| Given data |
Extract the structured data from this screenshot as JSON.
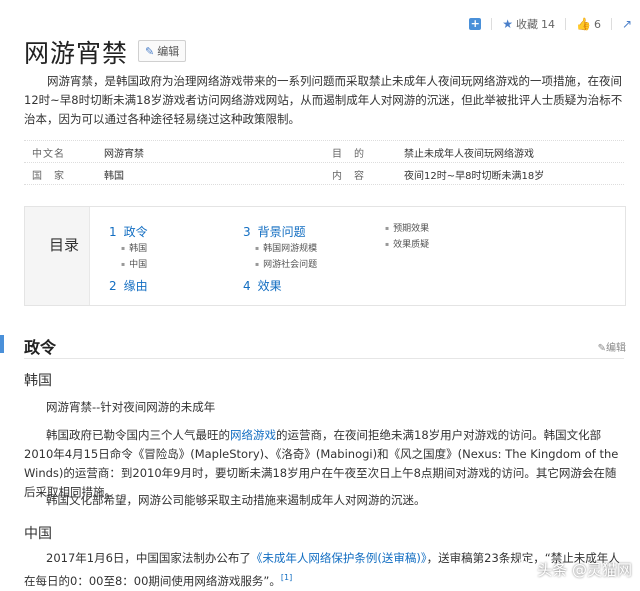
{
  "toolbar": {
    "collect_label": "收藏",
    "collect_count": "14",
    "like_count": "6"
  },
  "title": "网游宵禁",
  "edit_label": "编辑",
  "summary": "网游宵禁，是韩国政府为治理网络游戏带来的一系列问题而采取禁止未成年人夜间玩网络游戏的一项措施，在夜间12时~早8时切断未满18岁游戏者访问网络游戏网站，从而遏制成年人对网游的沉迷，但此举被批评人士质疑为治标不治本，因为可以通过各种途径轻易绕过这种政策限制。",
  "infobox": {
    "rows": [
      {
        "k1": "中文名",
        "v1": "网游宵禁",
        "k2": "目　的",
        "v2": "禁止未成年人夜间玩网络游戏"
      },
      {
        "k1": "国　家",
        "v1": "韩国",
        "k2": "内　容",
        "v2": "夜间12时~早8时切断未满18岁"
      }
    ]
  },
  "toc": {
    "label": "目录",
    "items": [
      {
        "num": "1",
        "label": "政令",
        "subs": [
          "韩国",
          "中国"
        ]
      },
      {
        "num": "2",
        "label": "缘由"
      },
      {
        "num": "3",
        "label": "背景问题",
        "subs": [
          "韩国网游规模",
          "网游社会问题"
        ]
      },
      {
        "num": "4",
        "label": "效果"
      }
    ],
    "extra_subs": [
      "预期效果",
      "效果质疑"
    ]
  },
  "section": {
    "title": "政令",
    "edit_label": "编辑",
    "korea_title": "韩国",
    "korea_p1": "网游宵禁--针对夜间网游的未成年",
    "korea_p2_pre": "韩国政府已勒令国内三个人气最旺的",
    "korea_p2_link": "网络游戏",
    "korea_p2_post": "的运营商，在夜间拒绝未满18岁用户对游戏的访问。韩国文化部2010年4月15日命令《冒险岛》(MapleStory)、《洛奇》(Mabinogi)和《风之国度》(Nexus: The Kingdom of the Winds)的运营商：到2010年9月时，要切断未满18岁用户在午夜至次日上午8点期间对游戏的访问。其它网游会在随后采取相同措施。",
    "korea_p3": "韩国文化部希望，网游公司能够采取主动措施来遏制成年人对网游的沉迷。",
    "china_title": "中国",
    "china_p1_pre": "2017年1月6日，中国国家法制办公布了",
    "china_p1_link": "《未成年人网络保护条例(送审稿)》",
    "china_p1_post": "，送审稿第23条规定，“禁止未成年人在每日的0：00至8：00期间使用网络游戏服务”。",
    "china_ref": "[1]"
  },
  "watermark": "头条 @灵猫网"
}
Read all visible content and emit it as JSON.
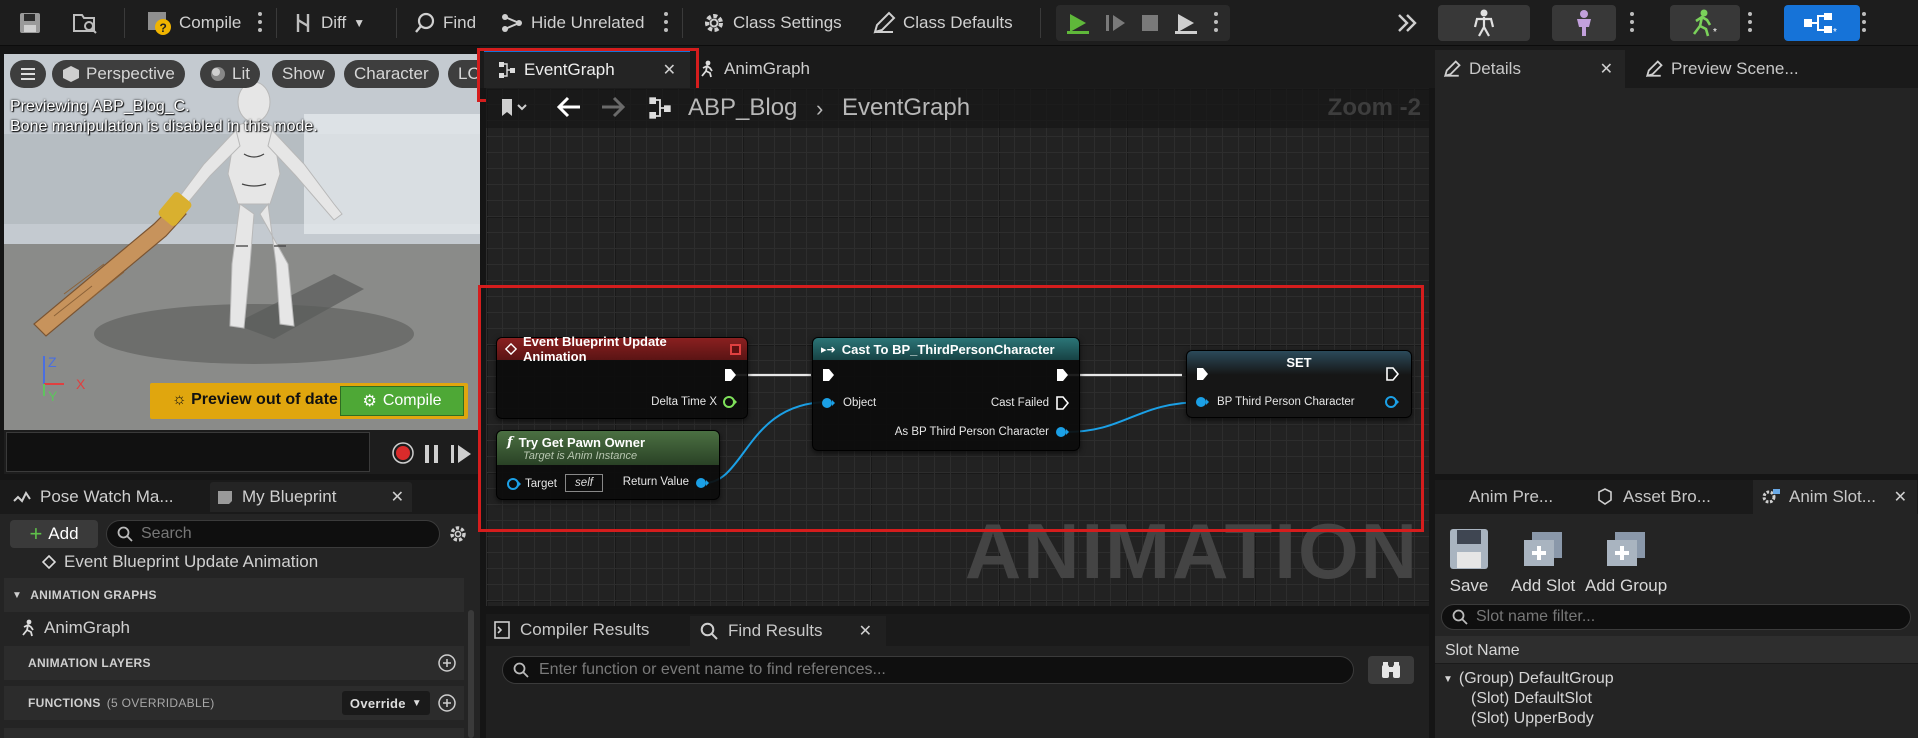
{
  "toolbar": {
    "compile": "Compile",
    "diff": "Diff",
    "find": "Find",
    "hide_unrelated": "Hide Unrelated",
    "class_settings": "Class Settings",
    "class_defaults": "Class Defaults"
  },
  "viewport": {
    "perspective": "Perspective",
    "lit": "Lit",
    "show": "Show",
    "character": "Character",
    "lod": "LO",
    "preview_line1": "Previewing ABP_Blog_C.",
    "preview_line2": "Bone manipulation is disabled in this mode.",
    "axis_z": "Z",
    "axis_y": "Y",
    "axis_x": "X",
    "preview_out_of_date": "Preview out of date",
    "compile": "Compile"
  },
  "left_tabs": {
    "pose_watch": "Pose Watch Ma...",
    "my_blueprint": "My Blueprint"
  },
  "my_blueprint": {
    "add": "Add",
    "search_placeholder": "Search",
    "event_item": "Event Blueprint Update Animation",
    "animation_graphs": "ANIMATION GRAPHS",
    "anim_graph_item": "AnimGraph",
    "animation_layers": "ANIMATION LAYERS",
    "functions": "FUNCTIONS",
    "functions_count": "(5 OVERRIDABLE)",
    "override": "Override"
  },
  "graph_tabs": {
    "event_graph": "EventGraph",
    "anim_graph": "AnimGraph"
  },
  "graph": {
    "crumb_root": "ABP_Blog",
    "crumb_current": "EventGraph",
    "zoom": "Zoom -2",
    "watermark": "ANIMATION"
  },
  "nodes": {
    "event_update": {
      "title": "Event Blueprint Update Animation",
      "pin_delta": "Delta Time X"
    },
    "try_get_pawn": {
      "title": "Try Get Pawn Owner",
      "subtitle": "Target is Anim Instance",
      "pin_target": "Target",
      "target_value": "self",
      "pin_return": "Return Value"
    },
    "cast": {
      "title": "Cast To BP_ThirdPersonCharacter",
      "pin_object": "Object",
      "pin_cast_failed": "Cast Failed",
      "pin_as": "As BP Third Person Character"
    },
    "set": {
      "title": "SET",
      "pin_var": "BP Third Person Character"
    }
  },
  "results": {
    "compiler_results": "Compiler Results",
    "find_results": "Find Results",
    "search_placeholder": "Enter function or event name to find references..."
  },
  "right_tabs": {
    "details": "Details",
    "preview_scene": "Preview Scene..."
  },
  "right_tabs2": {
    "anim_preview": "Anim Pre...",
    "asset_browser": "Asset Bro...",
    "anim_slot": "Anim Slot..."
  },
  "slot_manager": {
    "save": "Save",
    "add_slot": "Add Slot",
    "add_group": "Add Group",
    "filter_placeholder": "Slot name filter...",
    "column": "Slot Name",
    "group": "(Group) DefaultGroup",
    "slot1": "(Slot) DefaultSlot",
    "slot2": "(Slot) UpperBody"
  },
  "colors": {
    "accent_red": "#d51d1d",
    "compile_green": "#4ea836",
    "preview_yellow": "#e0a60e",
    "exec_node_red": "#6e1a1a",
    "pure_node_green": "#3b5a34",
    "cast_teal": "#1f5c5e",
    "object_pin_blue": "#1ba0e6"
  }
}
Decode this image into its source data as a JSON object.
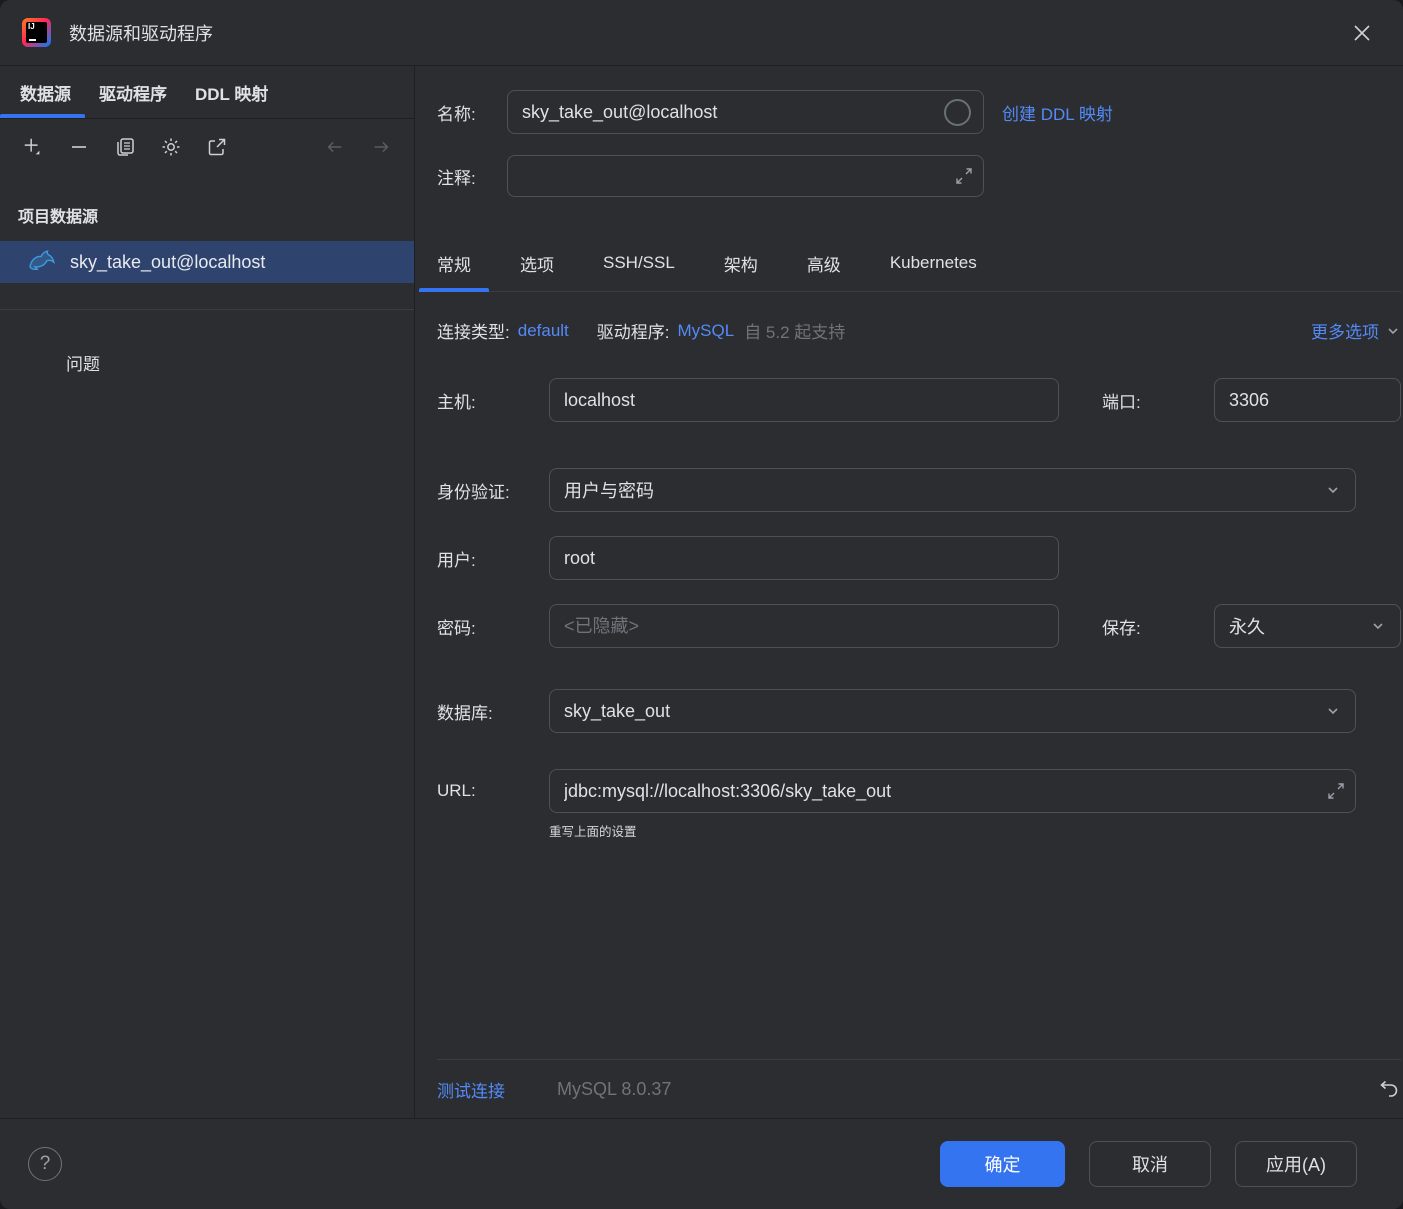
{
  "window": {
    "title": "数据源和驱动程序",
    "app_icon": "intellij-idea-logo"
  },
  "colors": {
    "accent_blue": "#3574F0",
    "link_blue": "#548AF7",
    "selection_bg": "#2E436E",
    "panel_bg": "#2B2D30",
    "border": "#4E5157",
    "muted_text": "#6F737A"
  },
  "left": {
    "tabs": [
      {
        "label": "数据源",
        "active": true
      },
      {
        "label": "驱动程序",
        "active": false
      },
      {
        "label": "DDL 映射",
        "active": false
      }
    ],
    "toolbar_icons": [
      "add-icon",
      "remove-icon",
      "duplicate-icon",
      "gear-icon",
      "open-in-new-icon",
      "back-arrow-icon",
      "forward-arrow-icon"
    ],
    "section_title": "项目数据源",
    "datasource": {
      "name": "sky_take_out@localhost",
      "icon": "mysql-dolphin-icon",
      "selected": true
    },
    "problems_label": "问题"
  },
  "right": {
    "name_label": "名称:",
    "name_value": "sky_take_out@localhost",
    "ddl_link": "创建 DDL 映射",
    "comment_label": "注释:",
    "comment_value": "",
    "tabs": [
      "常规",
      "选项",
      "SSH/SSL",
      "架构",
      "高级",
      "Kubernetes"
    ],
    "active_tab": "常规",
    "conn_type_label": "连接类型:",
    "conn_type_value": "default",
    "driver_label": "驱动程序:",
    "driver_value": "MySQL",
    "driver_note": "自 5.2 起支持",
    "more_options_label": "更多选项",
    "form": {
      "host_label": "主机:",
      "host_value": "localhost",
      "port_label": "端口:",
      "port_value": "3306",
      "auth_label": "身份验证:",
      "auth_value": "用户与密码",
      "user_label": "用户:",
      "user_value": "root",
      "password_label": "密码:",
      "password_placeholder": "<已隐藏>",
      "save_label": "保存:",
      "save_value": "永久",
      "database_label": "数据库:",
      "database_value": "sky_take_out",
      "url_label": "URL:",
      "url_value": "jdbc:mysql://localhost:3306/sky_take_out",
      "url_hint": "重写上面的设置"
    },
    "test_connection_label": "测试连接",
    "driver_version": "MySQL 8.0.37"
  },
  "footer": {
    "ok_label": "确定",
    "cancel_label": "取消",
    "apply_label": "应用(A)"
  }
}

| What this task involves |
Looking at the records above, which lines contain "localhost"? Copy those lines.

| Written solution |
      "name": "sky_take_out@localhost",
    "name_value": "sky_take_out@localhost",
      "host_value": "localhost",
      "url_value": "jdbc:mysql://localhost:3306/sky_take_out",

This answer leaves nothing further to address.